The GM writes to Consumer Associations
«Dear Chairpersons and Partners,
I wish to inform you that since last 20 June, we have shut down once and for all the Mape dam after that of Bamendjin, a few weeks earlier. The Sanaga intermediary catchment flow has exceeded the 920m3/s mark, thereby putting an end to flow rate regulation. Meanwhile, the contributions of Djerem at Mbakaou have equally exceeded the current stilling flow rate (350m3/s).
Thus, the low water period is considered ended on the South Interconnected Grid (SIG). Despite the 7 to 8% increase in demand (which translates into an additional need of 75 to 100 MW capacity per year) the supply/demand equilibrium has been maintained since the beginning of the year thanks to the combination of the following factors:
- The partial commissioning of the Lom Pangar dam, which made it possible, since the beginning of the low-water period in December 2015, for the Sanaga regulated flow to reach an average of 920 m3/second. In 2015, between May and June, the flow fluctuated between 500 and 600 m3/second. This year’s flow rate will enable the Songloulou and Edea power plants to generate about two times more energy than during the same period last year.
- Projects executed in the power plants aimed at increasing the availability of units (from 89.01% to 91.34% for hydro and from 52.35% to 66.26% for thermal). These efforts altogether generated additional 40 MW (+ 13 MW at the Limbe plant + 6MW at the Oyomabang plant + 20MW at the Edea plant and over 5 MW at the Bafoussam plant).
- Removal of Alucam: our customer has agreed to not consume 60MW out of the 190MW contractually expected from Eneo. A contribution that affords further flexibility to the system and guaranties capacity reserves.
It should be noted that during the 2015 low-water period, the power system witnessed 21 days of power outage during which blackouts affected customers’ activities.
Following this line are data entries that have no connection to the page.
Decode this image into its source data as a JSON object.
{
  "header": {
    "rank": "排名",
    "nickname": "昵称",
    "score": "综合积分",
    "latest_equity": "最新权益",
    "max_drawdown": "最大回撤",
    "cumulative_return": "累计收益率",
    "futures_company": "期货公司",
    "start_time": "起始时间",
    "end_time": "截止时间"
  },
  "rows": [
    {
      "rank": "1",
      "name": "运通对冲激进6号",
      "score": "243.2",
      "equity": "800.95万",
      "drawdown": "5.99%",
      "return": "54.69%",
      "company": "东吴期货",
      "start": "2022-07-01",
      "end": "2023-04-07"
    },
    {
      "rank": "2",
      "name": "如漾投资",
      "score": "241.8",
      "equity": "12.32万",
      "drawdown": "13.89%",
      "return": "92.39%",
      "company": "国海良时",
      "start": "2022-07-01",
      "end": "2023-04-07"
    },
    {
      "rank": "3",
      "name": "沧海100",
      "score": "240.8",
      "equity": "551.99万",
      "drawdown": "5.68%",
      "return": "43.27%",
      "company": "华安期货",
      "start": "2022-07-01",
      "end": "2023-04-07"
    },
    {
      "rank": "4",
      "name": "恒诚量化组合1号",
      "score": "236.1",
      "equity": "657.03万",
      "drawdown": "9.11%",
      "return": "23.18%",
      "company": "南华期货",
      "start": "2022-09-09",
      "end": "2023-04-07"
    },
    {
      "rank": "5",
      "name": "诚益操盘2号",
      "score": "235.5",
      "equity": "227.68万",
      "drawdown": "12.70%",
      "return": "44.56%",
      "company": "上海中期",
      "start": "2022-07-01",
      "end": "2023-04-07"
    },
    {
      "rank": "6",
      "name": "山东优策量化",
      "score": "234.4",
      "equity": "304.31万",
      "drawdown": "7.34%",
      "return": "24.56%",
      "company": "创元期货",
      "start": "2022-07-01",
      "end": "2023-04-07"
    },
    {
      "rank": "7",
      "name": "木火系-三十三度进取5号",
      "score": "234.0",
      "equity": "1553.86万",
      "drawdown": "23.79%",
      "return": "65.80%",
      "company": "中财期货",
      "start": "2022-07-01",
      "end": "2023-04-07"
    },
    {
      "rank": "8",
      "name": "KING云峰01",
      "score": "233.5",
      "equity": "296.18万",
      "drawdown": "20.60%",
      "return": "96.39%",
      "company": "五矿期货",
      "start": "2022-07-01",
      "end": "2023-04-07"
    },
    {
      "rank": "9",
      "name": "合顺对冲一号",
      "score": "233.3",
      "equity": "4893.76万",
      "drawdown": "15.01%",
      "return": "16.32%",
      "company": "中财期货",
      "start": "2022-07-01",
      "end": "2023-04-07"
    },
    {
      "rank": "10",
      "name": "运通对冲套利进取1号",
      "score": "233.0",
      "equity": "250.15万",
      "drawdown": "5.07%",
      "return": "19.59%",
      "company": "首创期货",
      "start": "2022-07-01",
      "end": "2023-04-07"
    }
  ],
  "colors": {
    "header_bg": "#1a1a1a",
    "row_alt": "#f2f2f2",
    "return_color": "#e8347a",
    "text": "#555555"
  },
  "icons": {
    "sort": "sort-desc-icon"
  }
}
Meanwhile, some localities are still experiencing power outages here and there due to incidents or planned work on the transmission and distribution networks. Most incidents are caused by the quality of wood poles, bad weather, vandalism, and overloaded transformers, which are in turn due to fraud or an ever-increasing demand. A network modernization plan needs to be initiated in order to resolve such incidents.”